GRAND RAPIDS, Mich. (WOOD) — During Black Maternal Health Week, a local doula is shining a light on the struggles Black mothers may face.

Black women are three to four times more likely to die during pregnancy than white women who had the same pregnancy-related health condition, according to the National Health Institute.

In Grand Rapids, Lyanna Moore is a doula working with Black families.

“A lot of young ladies were saying how negative their experience was at the hospital, kind of the experience of being told what to do instead of being asked what can happen,” said Lyanna Moore.

Moore has three daughters, all born in hospitals.

“My experience with my first delivery was the hardest,” she recalled. “They’ll throw the words at you but they won’t give you the explanation so it will leave you feeling as if you are lost and you don’t know what those things mean. And so as a resource I definitely educate my clients but I do want them to get that education for themselves,” said Moore.

More Black mothers are starting to use midwives and doulas due to negative statistics surrounding Black births.

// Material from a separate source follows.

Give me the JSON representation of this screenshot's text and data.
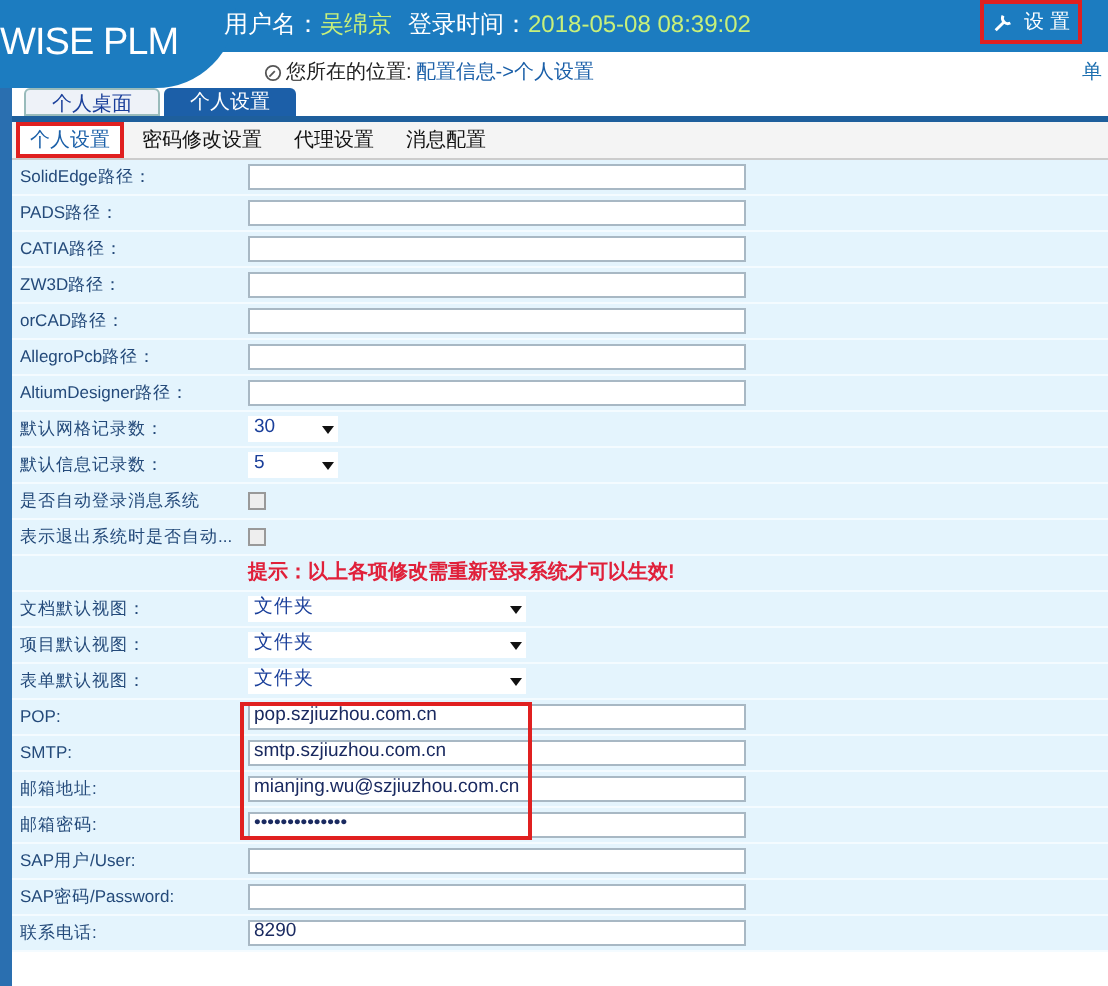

“I want to make a difference in the statistics I was seeing,” said Moore. 

Centers for Disease Control and prevention data from 2021 found 69.9 deaths per 100,000 live births for Black women compared to 26.6 deaths per 100,000 live births for white women.

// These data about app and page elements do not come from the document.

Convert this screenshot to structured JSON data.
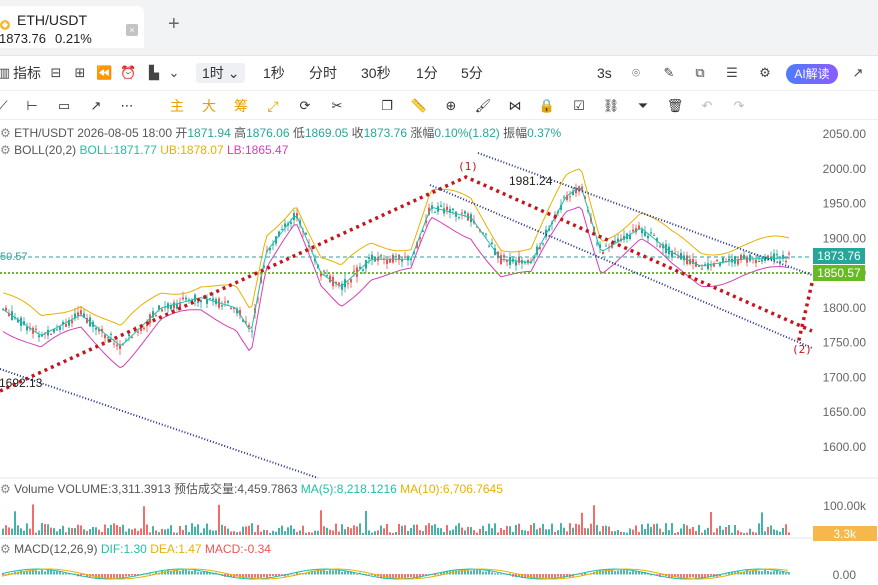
{
  "tab": {
    "symbol": "ETH/USDT",
    "price": "1873.76",
    "change": "0.21%",
    "close_glyph": "×",
    "add_glyph": "+"
  },
  "toolbar1": {
    "indicators_label": "指标",
    "intervals": [
      "1时",
      "1秒",
      "分时",
      "30秒",
      "1分",
      "5分"
    ],
    "selected_interval": "1时",
    "replay_label": "3s",
    "ai_label": "AI解读"
  },
  "toolbar2": {
    "cn_tools": [
      "主",
      "大",
      "筹"
    ]
  },
  "legend": {
    "ohlc_line": {
      "symbol": "ETH/USDT",
      "datetime": "2026-08-05 18:00",
      "open_label": "开",
      "open": "1871.94",
      "high_label": "高",
      "high": "1876.06",
      "low_label": "低",
      "low": "1869.05",
      "close_label": "收",
      "close": "1873.76",
      "chg_label": "涨幅",
      "chg": "0.10%(1.82)",
      "amp_label": "振幅",
      "amp": "0.37%"
    },
    "boll": {
      "name": "BOLL(20,2)",
      "mid": "BOLL:1871.77",
      "ub": "UB:1878.07",
      "lb": "LB:1865.47"
    },
    "volume": {
      "name": "Volume",
      "vol": "VOLUME:3,311.3913",
      "est": "预估成交量:4,459.7863",
      "ma5": "MA(5):8,218.1216",
      "ma10": "MA(10):6,706.7645"
    },
    "macd": {
      "name": "MACD(12,26,9)",
      "dif": "DIF:1.30",
      "dea": "DEA:1.47",
      "macd": "MACD:-0.34"
    }
  },
  "annotations": {
    "wave1": "(1)",
    "wave2": "(2)",
    "peak": "1981.24",
    "trough": "1692.13",
    "left_price": "50.57"
  },
  "axis": {
    "price_ticks": [
      "2050.00",
      "2000.00",
      "1950.00",
      "1900.00",
      "1850.00",
      "1800.00",
      "1750.00",
      "1700.00",
      "1650.00",
      "1600.00"
    ],
    "current_price": "1873.76",
    "line_price": "1850.57",
    "volume_tick": "100.00k",
    "volume_current": "3.3k",
    "macd_tick": "0.00"
  },
  "colors": {
    "up": "#26a69a",
    "down": "#ef5350",
    "boll_mid": "#1fbfa6",
    "boll_ub": "#e8b100",
    "boll_lb": "#d63fb5",
    "wave_red": "#c4161c",
    "channel_blue": "#1d2b8f",
    "ma5": "#1fbfa6",
    "ma10": "#e8b100",
    "accent": "#4d7cff"
  }
}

From 2015 to 2019, Black women in Michigan experienced a pregnancy-related mortality rate of 29.8 deaths per 100,000 live births compared to 10.7 deaths per 100,000 live births for white women.

“This can be due to lack of education, lack of resources, but also due to implicit bias and just underlying racism in the medical field,” said Moore. “There have been issues with medical texts that say that Black patients don’t feel pain the same as white or Hispanic patients or just that their needs aren’t considered as important.”

The Black Maternal Health campaign is working to decrease infant mortality rates for Black families.

“I know there is a lot of discussion on how we can help and what we can do but really, it’s time for action, it’s time for put your money where your mouth is and help decrease these rates because we still shouldn’t be at three to four more likely, we shouldn’t have our numbers so high in this modern age,” said Moore.

Socioeconomic status does not protect Black women against any type of bias or racism.

“I always like to reference Serena Williams because she almost died in childbirth only because people weren’t listening to her about her body and what she knew was wrong. There are other celebrities, lawyers and doctors who have gone through the same thing,” said Moore. 

From April 11 to April 17, groups around Grand Rapids and the country are amplifying their message to protect Black women and mothers.

“You have a voice and I feel like you need to use it. Don’t be afraid to speak up, don’t be afraid to say, ‘Hey I need you to write this down,’ ‘Hey, I need to look into this because I am not feeling comfortable, I’m not feeling okay,’” said Moore. “The more we use our voice, the more we push back a little bit, I think medical professionals will start to understand that we are educated and even though they are a little bit more knowledgeable, we are too.” 

Now in it’s 6th year, Black Maternal Health Week was founded by the Black Mamas Matter Alliance. This year’s theme is “Our Bodies Belong to Us: Restoring Black Autonomy and Joy!” The White House proclaimed Black Maternal Health Week Monday. Sen. Erika Geiss also introduced Black Maternal Health Week as Senate Resolution 28

For doula support in West Michigan, visit Moore’s website or La Leche League of Grand Rapids.